You should also:
- Show you're a decision maker, as the employer is looking to assess your ability to stick to a decision, be fair and demonstrate critical thinking, reasoning and logic.
- Demonstrate your problem solving skills, as the most important thing is not the solution itself but how you went about reaching it.
- Expect to be judged on your people skills, interactions with others and evidence of strong relationships during your work or studies.
These are used by engineering, scientific, IT, financial services and management consultancy firms. They will test that you have the technical knowledge needed for the job.
Questions may focus on your final-year project, and why you are approaching it as you are, or on real or hypothetical technical problems. You will be expected to know general themes or theory, and you should be prepared to admit if you do not know the answer. Employers can tell when you are bluffing, and will be just as interested in your thought process and logic.
They may use a pick and mix approach, asking questions that explore your different aspects, and you may also have to answer competency-based questions.
These are questions that test how well you know about the sector and company's competitors, among other things.
- How would you rate us against our competitors?
- How do you think we can remain successful?
- Tell me about an article you have been following in the news (business-related!).
- What market issues is it currently facing?
- Give me an example of a successful company. Why do you think it is successful?
- Choose a company which, according to you, could further develop their business. Tell me how they could do it and the challenges they may face?
- From your experience of working with customers or service users, tell me about a time through delivering excellent service you gained or included a sale.
- Choose a company which has grown in the last few years and discuss.
If you're interviewing for an academic position, they may ask you:
- What are the key achievements of your most recent research project?
- How does your research fit with the departments’ research objectives?
- What opportunities for multi-disciplinary work does your research offer?
- Does your research have any potential to serve the wider community and how do you propose to measure impact?
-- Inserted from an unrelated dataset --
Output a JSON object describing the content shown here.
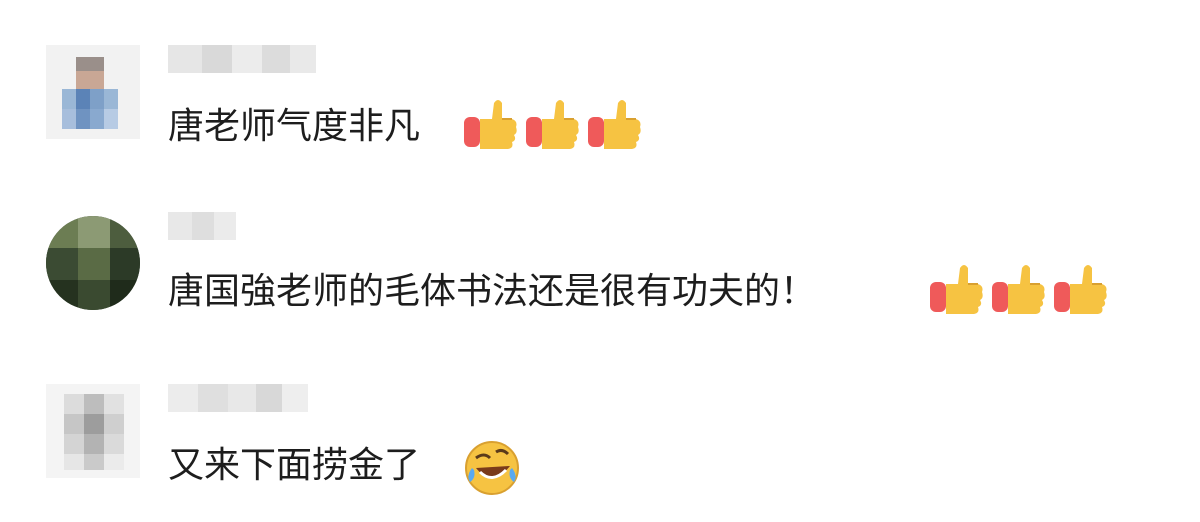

- What are your plans for future research and how do you propose to fund it?
- What research support do you expect from our institution?
- What do you think makes a good supervisor?
- What courses can you teach and develop?
At an interview, you may also be asked awkward or tricky questions, such as 'Why should we hire you?' or 'Tell us how you make a cup of tea'. More often than not, they aren't looking for the right answer – it's your approach that interests them.
What you should and shouldn't ask
You will normally be invited to ask questions at the end. If you genuinely have questions, take this opportunity to find out more about the job and what it has to offer you. Asking a question will also demonstrate your interest in the post.
Do ask questions about:
- the organisation's future
- opportunities of any internal rotation
- the Trust's or board's preceptorship programme and its length.
Don't ask questions about:
- salary, car parking or pensions
- things already in their recruitment literature or website
- minute details in the annual report.
How they assess you
If there is one outstanding candidate who presents themselves well, answers all questions using appropriate examples and evidence, and has relevant experience as well as enthusiasm, then the chances are they will be offered the job.
At other times, the decision is less clear cut. Two or more candidates may be very close in terms of their experience or how they answered the questions. Many employers use a scoring or assessment sheet to settle this kind of situation in a fair and objective way – such as this interview scoring grid:
Find out more
If you want to take part in a mock interview with one of our advisors, please contact us:
Careers and Employability (Cathays)
- Telephone:+44 (0)29 2087 4844